_About this exercise_
Reprint the entire listing exactly.

Material provided section start

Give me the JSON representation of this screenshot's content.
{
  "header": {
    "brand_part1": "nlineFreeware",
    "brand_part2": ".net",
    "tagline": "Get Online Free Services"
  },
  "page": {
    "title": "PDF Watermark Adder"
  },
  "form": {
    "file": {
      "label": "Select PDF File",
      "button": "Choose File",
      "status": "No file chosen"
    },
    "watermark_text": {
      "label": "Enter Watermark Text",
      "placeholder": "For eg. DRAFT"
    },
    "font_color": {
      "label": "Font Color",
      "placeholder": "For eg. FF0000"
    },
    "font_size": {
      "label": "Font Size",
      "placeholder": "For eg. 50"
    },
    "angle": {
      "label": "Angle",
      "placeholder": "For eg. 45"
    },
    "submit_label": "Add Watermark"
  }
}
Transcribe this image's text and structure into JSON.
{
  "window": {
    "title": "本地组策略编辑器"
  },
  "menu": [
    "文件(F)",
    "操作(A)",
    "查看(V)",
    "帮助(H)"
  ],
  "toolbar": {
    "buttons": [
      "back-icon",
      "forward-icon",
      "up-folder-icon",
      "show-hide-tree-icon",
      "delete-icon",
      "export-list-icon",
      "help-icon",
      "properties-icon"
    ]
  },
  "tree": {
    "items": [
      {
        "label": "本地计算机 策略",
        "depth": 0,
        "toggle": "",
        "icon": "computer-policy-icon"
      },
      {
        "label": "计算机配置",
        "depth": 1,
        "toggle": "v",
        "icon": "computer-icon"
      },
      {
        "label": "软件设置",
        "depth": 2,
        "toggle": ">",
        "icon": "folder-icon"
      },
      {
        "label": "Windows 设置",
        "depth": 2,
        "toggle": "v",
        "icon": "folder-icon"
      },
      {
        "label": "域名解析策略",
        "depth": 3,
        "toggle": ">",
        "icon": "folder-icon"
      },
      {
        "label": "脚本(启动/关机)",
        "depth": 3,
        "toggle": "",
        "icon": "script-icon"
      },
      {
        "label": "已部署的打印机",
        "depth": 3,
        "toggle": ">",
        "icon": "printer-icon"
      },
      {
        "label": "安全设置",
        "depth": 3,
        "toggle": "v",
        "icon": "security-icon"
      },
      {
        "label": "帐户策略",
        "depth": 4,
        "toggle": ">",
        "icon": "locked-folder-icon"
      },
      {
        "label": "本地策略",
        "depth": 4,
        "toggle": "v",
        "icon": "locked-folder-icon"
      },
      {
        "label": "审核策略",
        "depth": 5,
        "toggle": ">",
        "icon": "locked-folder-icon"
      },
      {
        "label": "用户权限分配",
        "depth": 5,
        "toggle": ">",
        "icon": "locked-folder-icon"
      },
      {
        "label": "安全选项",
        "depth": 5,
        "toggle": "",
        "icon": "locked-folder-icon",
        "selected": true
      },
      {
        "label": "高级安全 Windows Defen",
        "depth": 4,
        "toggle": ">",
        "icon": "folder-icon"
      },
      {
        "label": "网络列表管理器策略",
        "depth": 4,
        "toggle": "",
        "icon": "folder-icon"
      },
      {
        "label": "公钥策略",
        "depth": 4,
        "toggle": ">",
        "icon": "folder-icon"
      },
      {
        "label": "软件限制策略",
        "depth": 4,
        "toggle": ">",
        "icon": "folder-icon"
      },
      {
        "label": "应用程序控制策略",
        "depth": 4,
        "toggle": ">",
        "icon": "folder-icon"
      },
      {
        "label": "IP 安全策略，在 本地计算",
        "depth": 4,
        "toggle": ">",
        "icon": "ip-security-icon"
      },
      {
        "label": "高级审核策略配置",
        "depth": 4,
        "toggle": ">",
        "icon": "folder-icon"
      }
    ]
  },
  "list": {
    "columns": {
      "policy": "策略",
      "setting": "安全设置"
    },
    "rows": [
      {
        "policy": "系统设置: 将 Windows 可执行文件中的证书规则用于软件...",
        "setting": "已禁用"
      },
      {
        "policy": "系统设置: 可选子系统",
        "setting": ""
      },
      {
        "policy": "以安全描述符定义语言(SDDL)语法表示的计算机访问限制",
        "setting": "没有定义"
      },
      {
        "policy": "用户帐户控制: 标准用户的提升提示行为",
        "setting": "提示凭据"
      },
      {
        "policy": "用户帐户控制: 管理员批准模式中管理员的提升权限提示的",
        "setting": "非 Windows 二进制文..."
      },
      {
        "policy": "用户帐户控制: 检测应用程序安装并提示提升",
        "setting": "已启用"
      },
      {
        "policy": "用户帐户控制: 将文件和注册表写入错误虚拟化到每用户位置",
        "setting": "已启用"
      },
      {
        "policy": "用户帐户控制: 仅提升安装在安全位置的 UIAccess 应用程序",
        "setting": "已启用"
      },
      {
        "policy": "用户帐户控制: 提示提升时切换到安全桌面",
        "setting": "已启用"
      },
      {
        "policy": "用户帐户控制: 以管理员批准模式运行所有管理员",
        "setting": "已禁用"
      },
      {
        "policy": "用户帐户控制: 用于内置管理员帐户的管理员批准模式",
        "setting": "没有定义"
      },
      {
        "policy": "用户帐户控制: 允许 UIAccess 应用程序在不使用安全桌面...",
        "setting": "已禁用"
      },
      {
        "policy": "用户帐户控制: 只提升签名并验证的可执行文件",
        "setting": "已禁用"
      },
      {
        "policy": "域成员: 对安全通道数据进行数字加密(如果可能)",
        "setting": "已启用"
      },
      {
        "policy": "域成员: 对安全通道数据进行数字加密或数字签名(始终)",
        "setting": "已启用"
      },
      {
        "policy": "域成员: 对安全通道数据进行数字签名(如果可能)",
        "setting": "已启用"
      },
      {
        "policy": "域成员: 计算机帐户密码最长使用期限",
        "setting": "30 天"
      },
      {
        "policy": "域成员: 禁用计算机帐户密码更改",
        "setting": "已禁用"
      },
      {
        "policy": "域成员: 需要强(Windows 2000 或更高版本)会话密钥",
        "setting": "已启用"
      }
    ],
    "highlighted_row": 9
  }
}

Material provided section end

_Response to this exercise_
Give me the JSON representation of this screenshot's content.
{
  "header": {
    "brand_part1": "nlineFreeware",
    "brand_part2": ".net",
    "tagline": "Get Online Free Services"
  },
  "page": {
    "title": "PDF Watermark Adder"
  },
  "form": {
    "file": {
      "label": "Select PDF File",
      "button": "Choose File",
      "status": "No file chosen"
    },
    "watermark_text": {
      "label": "Enter Watermark Text",
      "placeholder": "For eg. DRAFT"
    },
    "font_color": {
      "label": "Font Color",
      "placeholder": "For eg. FF0000"
    },
    "font_size": {
      "label": "Font Size",
      "placeholder": "For eg. 50"
    },
    "angle": {
      "label": "Angle",
      "placeholder": "For eg. 45"
    },
    "submit_label": "Add Watermark"
  }
}
Transcribe this image's text and structure into JSON.
{
  "window": {
    "title": "本地组策略编辑器"
  },
  "menu": [
    "文件(F)",
    "操作(A)",
    "查看(V)",
    "帮助(H)"
  ],
  "toolbar": {
    "buttons": [
      "back-icon",
      "forward-icon",
      "up-folder-icon",
      "show-hide-tree-icon",
      "delete-icon",
      "export-list-icon",
      "help-icon",
      "properties-icon"
    ]
  },
  "tree": {
    "items": [
      {
        "label": "本地计算机 策略",
        "depth": 0,
        "toggle": "",
        "icon": "computer-policy-icon"
      },
      {
        "label": "计算机配置",
        "depth": 1,
        "toggle": "v",
        "icon": "computer-icon"
      },
      {
        "label": "软件设置",
        "depth": 2,
        "toggle": ">",
        "icon": "folder-icon"
      },
      {
        "label": "Windows 设置",
        "depth": 2,
        "toggle": "v",
        "icon": "folder-icon"
      },
      {
        "label": "域名解析策略",
        "depth": 3,
        "toggle": ">",
        "icon": "folder-icon"
      },
      {
        "label": "脚本(启动/关机)",
        "depth": 3,
        "toggle": "",
        "icon": "script-icon"
      },
      {
        "label": "已部署的打印机",
        "depth": 3,
        "toggle": ">",
        "icon": "printer-icon"
      },
      {
        "label": "安全设置",
        "depth": 3,
        "toggle": "v",
        "icon": "security-icon"
      },
      {
        "label": "帐户策略",
        "depth": 4,
        "toggle": ">",
        "icon": "locked-folder-icon"
      },
      {
        "label": "本地策略",
        "depth": 4,
        "toggle": "v",
        "icon": "locked-folder-icon"
      },
      {
        "label": "审核策略",
        "depth": 5,
        "toggle": ">",
        "icon": "locked-folder-icon"
      },
      {
        "label": "用户权限分配",
        "depth": 5,
        "toggle": ">",
        "icon": "locked-folder-icon"
      },
      {
        "label": "安全选项",
        "depth": 5,
        "toggle": "",
        "icon": "locked-folder-icon",
        "selected": true
      },
      {
        "label": "高级安全 Windows Defen",
        "depth": 4,
        "toggle": ">",
        "icon": "folder-icon"
      },
      {
        "label": "网络列表管理器策略",
        "depth": 4,
        "toggle": "",
        "icon": "folder-icon"
      },
      {
        "label": "公钥策略",
        "depth": 4,
        "toggle": ">",
        "icon": "folder-icon"
      },
      {
        "label": "软件限制策略",
        "depth": 4,
        "toggle": ">",
        "icon": "folder-icon"
      },
      {
        "label": "应用程序控制策略",
        "depth": 4,
        "toggle": ">",
        "icon": "folder-icon"
      },
      {
        "label": "IP 安全策略，在 本地计算",
        "depth": 4,
        "toggle": ">",
        "icon": "ip-security-icon"
      },
      {
        "label": "高级审核策略配置",
        "depth": 4,
        "toggle": ">",
        "icon": "folder-icon"
      }
    ]
  },
  "list": {
    "columns": {
      "policy": "策略",
      "setting": "安全设置"
    },
    "rows": [
      {
        "policy": "系统设置: 将 Windows 可执行文件中的证书规则用于软件...",
        "setting": "已禁用"
      },
      {
        "policy": "系统设置: 可选子系统",
        "setting": ""
      },
      {
        "policy": "以安全描述符定义语言(SDDL)语法表示的计算机访问限制",
        "setting": "没有定义"
      },
      {
        "policy": "用户帐户控制: 标准用户的提升提示行为",
        "setting": "提示凭据"
      },
      {
        "policy": "用户帐户控制: 管理员批准模式中管理员的提升权限提示的",
        "setting": "非 Windows 二进制文..."
      },
      {
        "policy": "用户帐户控制: 检测应用程序安装并提示提升",
        "setting": "已启用"
      },
      {
        "policy": "用户帐户控制: 将文件和注册表写入错误虚拟化到每用户位置",
        "setting": "已启用"
      },
      {
        "policy": "用户帐户控制: 仅提升安装在安全位置的 UIAccess 应用程序",
        "setting": "已启用"
      },
      {
        "policy": "用户帐户控制: 提示提升时切换到安全桌面",
        "setting": "已启用"
      },
      {
        "policy": "用户帐户控制: 以管理员批准模式运行所有管理员",
        "setting": "已禁用"
      },
      {
        "policy": "用户帐户控制: 用于内置管理员帐户的管理员批准模式",
        "setting": "没有定义"
      },
      {
        "policy": "用户帐户控制: 允许 UIAccess 应用程序在不使用安全桌面...",
        "setting": "已禁用"
      },
      {
        "policy": "用户帐户控制: 只提升签名并验证的可执行文件",
        "setting": "已禁用"
      },
      {
        "policy": "域成员: 对安全通道数据进行数字加密(如果可能)",
        "setting": "已启用"
      },
      {
        "policy": "域成员: 对安全通道数据进行数字加密或数字签名(始终)",
        "setting": "已启用"
      },
      {
        "policy": "域成员: 对安全通道数据进行数字签名(如果可能)",
        "setting": "已启用"
      },
      {
        "policy": "域成员: 计算机帐户密码最长使用期限",
        "setting": "30 天"
      },
      {
        "policy": "域成员: 禁用计算机帐户密码更改",
        "setting": "已禁用"
      },
      {
        "policy": "域成员: 需要强(Windows 2000 或更高版本)会话密钥",
        "setting": "已启用"
      }
    ],
    "highlighted_row": 9
  }
}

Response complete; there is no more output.